#### Exercise brief
Gather each line containing the string "海量视频" from these entries.

Website and app data records:

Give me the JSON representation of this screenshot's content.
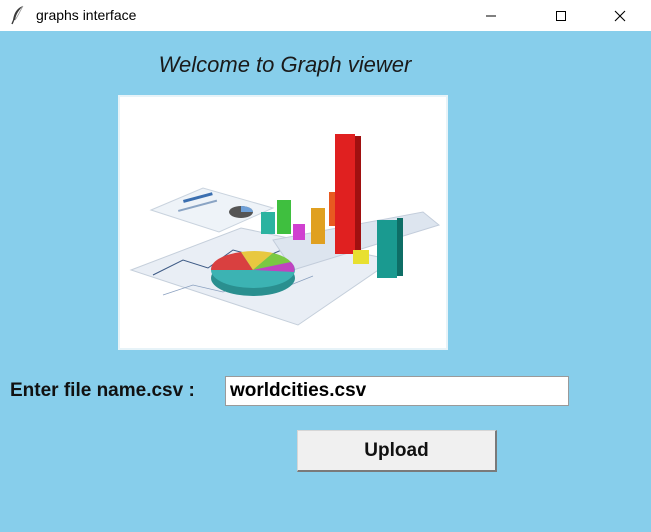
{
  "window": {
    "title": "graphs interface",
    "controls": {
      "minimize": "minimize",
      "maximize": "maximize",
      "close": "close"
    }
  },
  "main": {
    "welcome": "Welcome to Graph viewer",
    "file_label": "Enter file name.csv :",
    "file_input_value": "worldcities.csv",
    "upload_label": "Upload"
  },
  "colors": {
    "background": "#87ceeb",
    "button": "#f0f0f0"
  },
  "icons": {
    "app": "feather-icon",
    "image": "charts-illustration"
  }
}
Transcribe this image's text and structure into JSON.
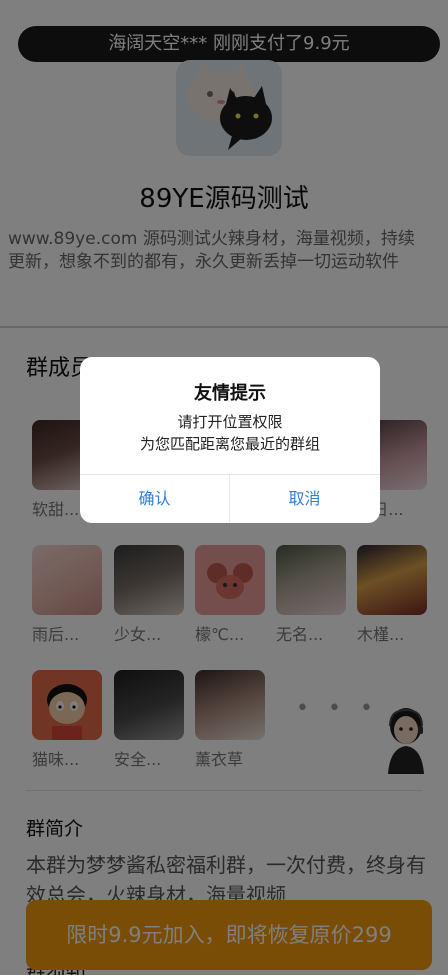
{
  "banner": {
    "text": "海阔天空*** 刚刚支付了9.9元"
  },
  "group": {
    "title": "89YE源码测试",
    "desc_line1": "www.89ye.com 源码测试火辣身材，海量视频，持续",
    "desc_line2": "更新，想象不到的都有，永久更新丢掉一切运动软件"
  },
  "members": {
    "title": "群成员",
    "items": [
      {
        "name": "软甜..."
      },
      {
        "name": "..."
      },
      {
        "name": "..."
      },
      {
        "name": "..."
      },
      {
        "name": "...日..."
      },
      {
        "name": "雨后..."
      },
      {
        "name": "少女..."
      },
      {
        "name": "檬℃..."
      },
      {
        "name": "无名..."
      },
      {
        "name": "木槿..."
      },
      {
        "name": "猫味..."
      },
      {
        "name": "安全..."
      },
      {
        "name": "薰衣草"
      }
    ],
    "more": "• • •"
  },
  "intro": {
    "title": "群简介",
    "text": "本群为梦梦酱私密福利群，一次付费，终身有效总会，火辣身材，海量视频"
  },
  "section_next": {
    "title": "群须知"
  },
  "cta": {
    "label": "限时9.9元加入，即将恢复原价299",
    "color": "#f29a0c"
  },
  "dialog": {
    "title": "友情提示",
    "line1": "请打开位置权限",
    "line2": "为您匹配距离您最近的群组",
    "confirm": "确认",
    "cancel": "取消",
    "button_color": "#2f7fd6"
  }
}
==
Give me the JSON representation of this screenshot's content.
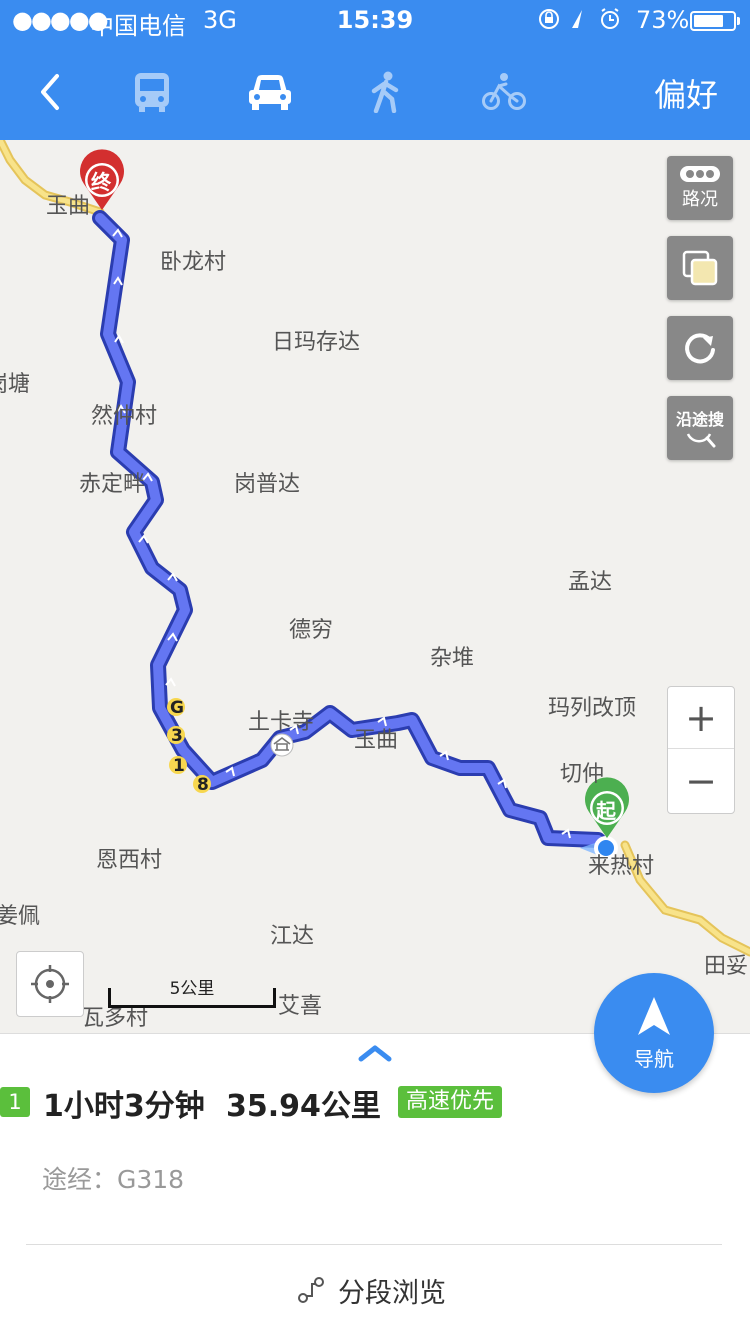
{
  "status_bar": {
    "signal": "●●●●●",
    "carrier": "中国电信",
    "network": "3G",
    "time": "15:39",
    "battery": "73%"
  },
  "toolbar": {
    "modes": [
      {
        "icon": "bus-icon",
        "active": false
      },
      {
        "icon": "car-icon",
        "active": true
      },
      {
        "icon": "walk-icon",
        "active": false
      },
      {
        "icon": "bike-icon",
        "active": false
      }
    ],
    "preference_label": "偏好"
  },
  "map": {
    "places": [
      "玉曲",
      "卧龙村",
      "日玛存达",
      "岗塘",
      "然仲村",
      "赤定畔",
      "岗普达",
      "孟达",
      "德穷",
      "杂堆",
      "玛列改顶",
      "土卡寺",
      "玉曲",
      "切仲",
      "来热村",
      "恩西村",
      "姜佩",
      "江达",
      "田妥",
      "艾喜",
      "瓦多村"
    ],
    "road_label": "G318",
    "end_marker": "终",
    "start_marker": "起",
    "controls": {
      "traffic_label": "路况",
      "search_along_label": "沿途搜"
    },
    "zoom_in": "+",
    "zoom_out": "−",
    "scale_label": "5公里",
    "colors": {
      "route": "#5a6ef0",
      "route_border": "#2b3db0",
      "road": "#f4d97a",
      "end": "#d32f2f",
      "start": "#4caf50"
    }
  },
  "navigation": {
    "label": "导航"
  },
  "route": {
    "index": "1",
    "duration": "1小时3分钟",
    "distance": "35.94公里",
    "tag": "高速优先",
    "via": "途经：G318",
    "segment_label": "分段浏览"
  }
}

#### Output below
    "desc_line1": "www.89ye.com 源码测试火辣身材，海量视频，持续",
    "text": "本群为梦梦酱私密福利群，一次付费，终身有效总会，火辣身材，海量视频"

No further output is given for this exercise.